“When they started it was a bit hard for all of them. I remember a story where one told me that they were doing various hospitality jobs and lived off just GPB 18 a week which had to be used for food and rent. Sometimes they just had two potatoes in the fridge for example. Another told me that they actually went homeless for a few years, because they had lost their job, things happened and they ended up on the street.
“So it certainly was not easy to start with in the beginning. However, most of those I talked to, eventually ended up with some very good jobs. I interviewed people who were working as senior lecturers at universities, or a woman who launched a music studio with her husband, so it turned out great in the end for many of them.”
Now, you are either a millennial or a member of generation z.
“Yeah. I was born in 1996.”
The reason I am asking is because you start your documentary by saying that for people such as you it is difficult to understand a Europe where there is a lack of freedom. Did you personally learn something from this experience, or do you believe people from your generation could learn something?
“The thing I was trying to stress a lot in the documentary is how much we should appreciate our freedom. It is the central message of the documentary in regards to its message for the younger generations, explaining how hard it was for the older generations. For example, travel-wise, they just did not have the same options that we had.

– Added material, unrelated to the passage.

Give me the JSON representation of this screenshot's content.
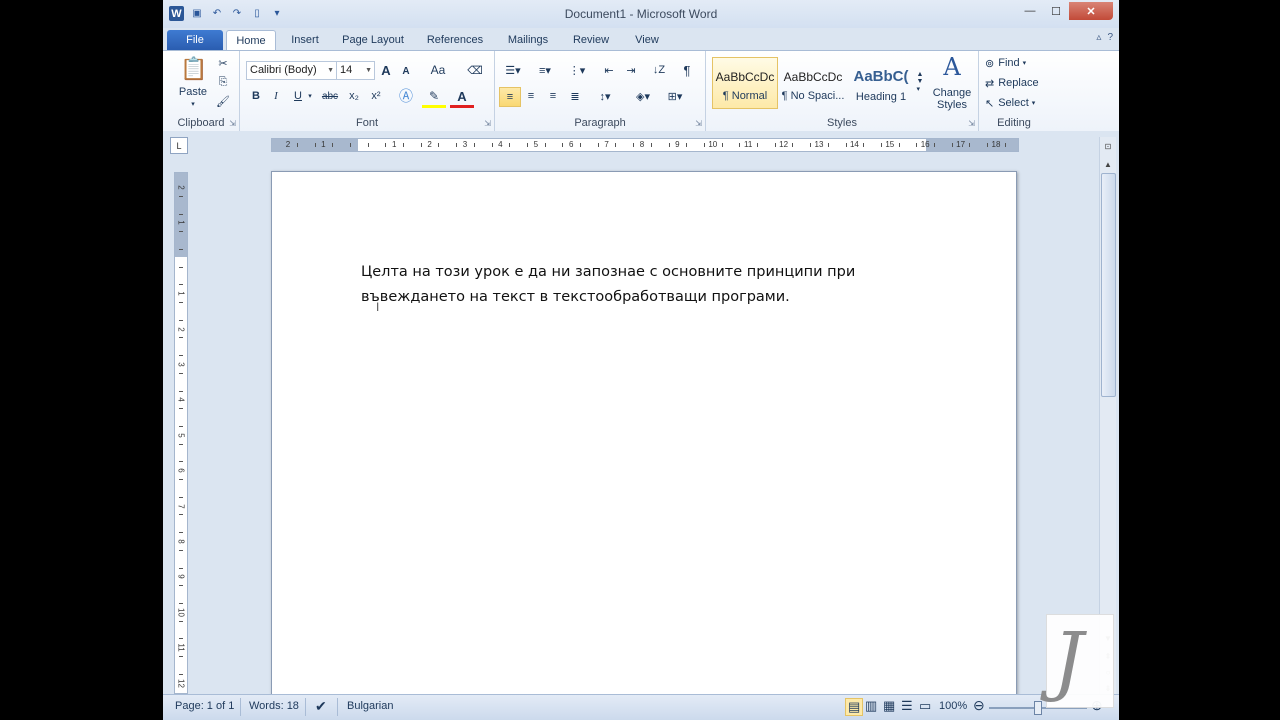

“Personally though, what I learned is that even if you know someone but never ask them about their past, you may as well not know them at all. After I finished most of the interviews, the people asked me if I could send them the unedited versions.
“They told me that they had never really talked about their past with their kids and that these could learn something about them if they watched these videos. That was really interesting for me, because one may be living with their grandparents in the same house and they may have really interesting stories, because they are still members of the generation that survived the war and the Cold War, but it sometimes never crosses your mind to ask them what it was like.”
Interesting, so you felt that your documentary helped uncover stories to the families themselves?
“Yes. I actually always thought that as emigres, they would tell their family about what it was like starting in Britain. However, I was very surprised about how many interviewees said that their children and grandchildren know something about them, but not in much depth. That was really interesting.
“I believe that, since they see it as just a part of their lives, they may not realise how interesting many of these stories are, but then when they started talking about it they may have realised how interesting these stories actually are.”